LISTED ENTRIES:
[Start of section]

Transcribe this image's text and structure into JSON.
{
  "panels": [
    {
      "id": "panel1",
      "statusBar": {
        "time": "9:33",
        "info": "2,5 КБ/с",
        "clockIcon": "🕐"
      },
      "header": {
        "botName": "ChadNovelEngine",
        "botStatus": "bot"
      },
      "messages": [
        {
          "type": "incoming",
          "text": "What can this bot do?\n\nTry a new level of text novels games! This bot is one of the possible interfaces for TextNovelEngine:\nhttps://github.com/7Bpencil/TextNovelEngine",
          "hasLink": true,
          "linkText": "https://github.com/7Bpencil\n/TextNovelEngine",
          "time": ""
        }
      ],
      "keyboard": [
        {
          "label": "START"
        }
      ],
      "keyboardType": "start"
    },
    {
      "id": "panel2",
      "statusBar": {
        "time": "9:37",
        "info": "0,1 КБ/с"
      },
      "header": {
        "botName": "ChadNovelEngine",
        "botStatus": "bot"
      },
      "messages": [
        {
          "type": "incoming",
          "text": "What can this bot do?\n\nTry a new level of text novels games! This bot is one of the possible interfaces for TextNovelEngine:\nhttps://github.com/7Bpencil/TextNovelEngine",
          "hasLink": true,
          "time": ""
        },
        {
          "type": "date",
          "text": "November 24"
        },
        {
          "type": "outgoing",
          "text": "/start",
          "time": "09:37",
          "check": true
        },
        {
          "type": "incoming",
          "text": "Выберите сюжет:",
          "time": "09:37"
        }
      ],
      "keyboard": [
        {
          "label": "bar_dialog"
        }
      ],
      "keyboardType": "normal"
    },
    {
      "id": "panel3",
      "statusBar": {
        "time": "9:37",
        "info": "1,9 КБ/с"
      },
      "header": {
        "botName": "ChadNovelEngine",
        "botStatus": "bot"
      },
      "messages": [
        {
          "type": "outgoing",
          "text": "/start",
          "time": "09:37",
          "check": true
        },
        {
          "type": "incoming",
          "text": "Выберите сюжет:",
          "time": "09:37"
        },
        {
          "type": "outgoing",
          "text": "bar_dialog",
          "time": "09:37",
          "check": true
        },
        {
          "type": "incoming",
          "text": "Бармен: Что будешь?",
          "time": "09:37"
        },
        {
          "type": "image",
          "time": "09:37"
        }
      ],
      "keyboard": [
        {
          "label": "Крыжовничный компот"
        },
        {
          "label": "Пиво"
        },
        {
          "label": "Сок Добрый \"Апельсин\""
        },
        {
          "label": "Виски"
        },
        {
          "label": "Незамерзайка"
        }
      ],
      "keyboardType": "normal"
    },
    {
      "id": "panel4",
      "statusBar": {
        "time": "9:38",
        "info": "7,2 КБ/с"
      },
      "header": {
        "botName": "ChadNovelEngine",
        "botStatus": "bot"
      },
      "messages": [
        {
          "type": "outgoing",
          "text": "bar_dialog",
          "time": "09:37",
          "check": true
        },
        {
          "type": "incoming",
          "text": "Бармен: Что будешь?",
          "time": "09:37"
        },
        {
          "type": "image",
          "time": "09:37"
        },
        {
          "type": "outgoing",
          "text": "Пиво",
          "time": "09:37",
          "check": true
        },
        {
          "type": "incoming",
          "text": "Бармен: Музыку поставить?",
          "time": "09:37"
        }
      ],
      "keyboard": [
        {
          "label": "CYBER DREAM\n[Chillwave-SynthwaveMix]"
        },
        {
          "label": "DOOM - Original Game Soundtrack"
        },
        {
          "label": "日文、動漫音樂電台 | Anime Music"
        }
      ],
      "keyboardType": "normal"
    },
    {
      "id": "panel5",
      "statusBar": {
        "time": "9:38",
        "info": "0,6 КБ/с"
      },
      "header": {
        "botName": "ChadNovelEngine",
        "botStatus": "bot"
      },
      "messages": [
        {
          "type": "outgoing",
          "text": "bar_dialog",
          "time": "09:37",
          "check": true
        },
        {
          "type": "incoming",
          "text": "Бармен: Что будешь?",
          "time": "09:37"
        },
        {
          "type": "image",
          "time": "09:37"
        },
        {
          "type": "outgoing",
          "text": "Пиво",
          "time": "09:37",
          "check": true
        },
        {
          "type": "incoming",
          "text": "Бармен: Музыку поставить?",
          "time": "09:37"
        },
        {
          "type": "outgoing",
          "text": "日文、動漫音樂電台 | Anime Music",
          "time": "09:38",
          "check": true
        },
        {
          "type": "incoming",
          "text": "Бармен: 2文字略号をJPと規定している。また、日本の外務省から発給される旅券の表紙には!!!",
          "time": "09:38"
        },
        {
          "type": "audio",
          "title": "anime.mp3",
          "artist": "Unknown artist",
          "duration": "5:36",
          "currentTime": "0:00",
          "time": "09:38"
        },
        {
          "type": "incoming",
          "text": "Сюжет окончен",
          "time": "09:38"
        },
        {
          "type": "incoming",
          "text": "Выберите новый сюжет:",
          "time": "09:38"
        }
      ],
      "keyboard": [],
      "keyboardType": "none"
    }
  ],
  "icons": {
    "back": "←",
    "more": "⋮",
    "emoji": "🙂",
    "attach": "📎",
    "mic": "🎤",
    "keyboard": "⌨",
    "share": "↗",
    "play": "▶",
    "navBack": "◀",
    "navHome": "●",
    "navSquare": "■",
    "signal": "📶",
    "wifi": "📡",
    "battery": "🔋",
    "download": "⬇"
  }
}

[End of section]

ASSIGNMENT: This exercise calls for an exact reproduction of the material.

WRITTEN ANSWER:
Transcribe this image's text and structure into JSON.
{
  "panels": [
    {
      "id": "panel1",
      "statusBar": {
        "time": "9:33",
        "info": "2,5 КБ/с",
        "clockIcon": "🕐"
      },
      "header": {
        "botName": "ChadNovelEngine",
        "botStatus": "bot"
      },
      "messages": [
        {
          "type": "incoming",
          "text": "What can this bot do?\n\nTry a new level of text novels games! This bot is one of the possible interfaces for TextNovelEngine:\nhttps://github.com/7Bpencil/TextNovelEngine",
          "hasLink": true,
          "linkText": "https://github.com/7Bpencil\n/TextNovelEngine",
          "time": ""
        }
      ],
      "keyboard": [
        {
          "label": "START"
        }
      ],
      "keyboardType": "start"
    },
    {
      "id": "panel2",
      "statusBar": {
        "time": "9:37",
        "info": "0,1 КБ/с"
      },
      "header": {
        "botName": "ChadNovelEngine",
        "botStatus": "bot"
      },
      "messages": [
        {
          "type": "incoming",
          "text": "What can this bot do?\n\nTry a new level of text novels games! This bot is one of the possible interfaces for TextNovelEngine:\nhttps://github.com/7Bpencil/TextNovelEngine",
          "hasLink": true,
          "time": ""
        },
        {
          "type": "date",
          "text": "November 24"
        },
        {
          "type": "outgoing",
          "text": "/start",
          "time": "09:37",
          "check": true
        },
        {
          "type": "incoming",
          "text": "Выберите сюжет:",
          "time": "09:37"
        }
      ],
      "keyboard": [
        {
          "label": "bar_dialog"
        }
      ],
      "keyboardType": "normal"
    },
    {
      "id": "panel3",
      "statusBar": {
        "time": "9:37",
        "info": "1,9 КБ/с"
      },
      "header": {
        "botName": "ChadNovelEngine",
        "botStatus": "bot"
      },
      "messages": [
        {
          "type": "outgoing",
          "text": "/start",
          "time": "09:37",
          "check": true
        },
        {
          "type": "incoming",
          "text": "Выберите сюжет:",
          "time": "09:37"
        },
        {
          "type": "outgoing",
          "text": "bar_dialog",
          "time": "09:37",
          "check": true
        },
        {
          "type": "incoming",
          "text": "Бармен: Что будешь?",
          "time": "09:37"
        },
        {
          "type": "image",
          "time": "09:37"
        }
      ],
      "keyboard": [
        {
          "label": "Крыжовничный компот"
        },
        {
          "label": "Пиво"
        },
        {
          "label": "Сок Добрый \"Апельсин\""
        },
        {
          "label": "Виски"
        },
        {
          "label": "Незамерзайка"
        }
      ],
      "keyboardType": "normal"
    },
    {
      "id": "panel4",
      "statusBar": {
        "time": "9:38",
        "info": "7,2 КБ/с"
      },
      "header": {
        "botName": "ChadNovelEngine",
        "botStatus": "bot"
      },
      "messages": [
        {
          "type": "outgoing",
          "text": "bar_dialog",
          "time": "09:37",
          "check": true
        },
        {
          "type": "incoming",
          "text": "Бармен: Что будешь?",
          "time": "09:37"
        },
        {
          "type": "image",
          "time": "09:37"
        },
        {
          "type": "outgoing",
          "text": "Пиво",
          "time": "09:37",
          "check": true
        },
        {
          "type": "incoming",
          "text": "Бармен: Музыку поставить?",
          "time": "09:37"
        }
      ],
      "keyboard": [
        {
          "label": "CYBER DREAM\n[Chillwave-SynthwaveMix]"
        },
        {
          "label": "DOOM - Original Game Soundtrack"
        },
        {
          "label": "日文、動漫音樂電台 | Anime Music"
        }
      ],
      "keyboardType": "normal"
    },
    {
      "id": "panel5",
      "statusBar": {
        "time": "9:38",
        "info": "0,6 КБ/с"
      },
      "header": {
        "botName": "ChadNovelEngine",
        "botStatus": "bot"
      },
      "messages": [
        {
          "type": "outgoing",
          "text": "bar_dialog",
          "time": "09:37",
          "check": true
        },
        {
          "type": "incoming",
          "text": "Бармен: Что будешь?",
          "time": "09:37"
        },
        {
          "type": "image",
          "time": "09:37"
        },
        {
          "type": "outgoing",
          "text": "Пиво",
          "time": "09:37",
          "check": true
        },
        {
          "type": "incoming",
          "text": "Бармен: Музыку поставить?",
          "time": "09:37"
        },
        {
          "type": "outgoing",
          "text": "日文、動漫音樂電台 | Anime Music",
          "time": "09:38",
          "check": true
        },
        {
          "type": "incoming",
          "text": "Бармен: 2文字略号をJPと規定している。また、日本の外務省から発給される旅券の表紙には!!!",
          "time": "09:38"
        },
        {
          "type": "audio",
          "title": "anime.mp3",
          "artist": "Unknown artist",
          "duration": "5:36",
          "currentTime": "0:00",
          "time": "09:38"
        },
        {
          "type": "incoming",
          "text": "Сюжет окончен",
          "time": "09:38"
        },
        {
          "type": "incoming",
          "text": "Выберите новый сюжет:",
          "time": "09:38"
        }
      ],
      "keyboard": [],
      "keyboardType": "none"
    }
  ],
  "icons": {
    "back": "←",
    "more": "⋮",
    "emoji": "🙂",
    "attach": "📎",
    "mic": "🎤",
    "keyboard": "⌨",
    "share": "↗",
    "play": "▶",
    "navBack": "◀",
    "navHome": "●",
    "navSquare": "■",
    "signal": "📶",
    "wifi": "📡",
    "battery": "🔋",
    "download": "⬇"
  }
}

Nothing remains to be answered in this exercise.